### Problem statement
Please find every line in the entries below that contains the string "현재시간", and copy it.

### Record excerpts
---

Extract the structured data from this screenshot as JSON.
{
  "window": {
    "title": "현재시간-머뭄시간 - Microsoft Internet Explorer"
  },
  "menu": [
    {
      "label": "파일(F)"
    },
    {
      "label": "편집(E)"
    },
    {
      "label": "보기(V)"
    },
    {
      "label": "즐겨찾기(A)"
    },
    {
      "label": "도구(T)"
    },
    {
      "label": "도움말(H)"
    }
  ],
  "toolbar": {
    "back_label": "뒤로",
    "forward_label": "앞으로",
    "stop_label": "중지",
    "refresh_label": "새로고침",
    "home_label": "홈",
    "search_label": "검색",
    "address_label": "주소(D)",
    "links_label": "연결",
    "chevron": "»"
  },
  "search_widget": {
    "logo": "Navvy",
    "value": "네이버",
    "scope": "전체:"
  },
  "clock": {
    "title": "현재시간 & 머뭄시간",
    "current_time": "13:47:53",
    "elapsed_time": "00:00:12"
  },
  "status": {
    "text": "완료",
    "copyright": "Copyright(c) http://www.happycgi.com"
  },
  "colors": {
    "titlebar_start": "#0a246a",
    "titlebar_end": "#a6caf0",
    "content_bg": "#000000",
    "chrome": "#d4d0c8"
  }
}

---

### Output for this task
    "title": "현재시간-머뭄시간 - Microsoft Internet Explorer"
    "title": "현재시간 & 머뭄시간",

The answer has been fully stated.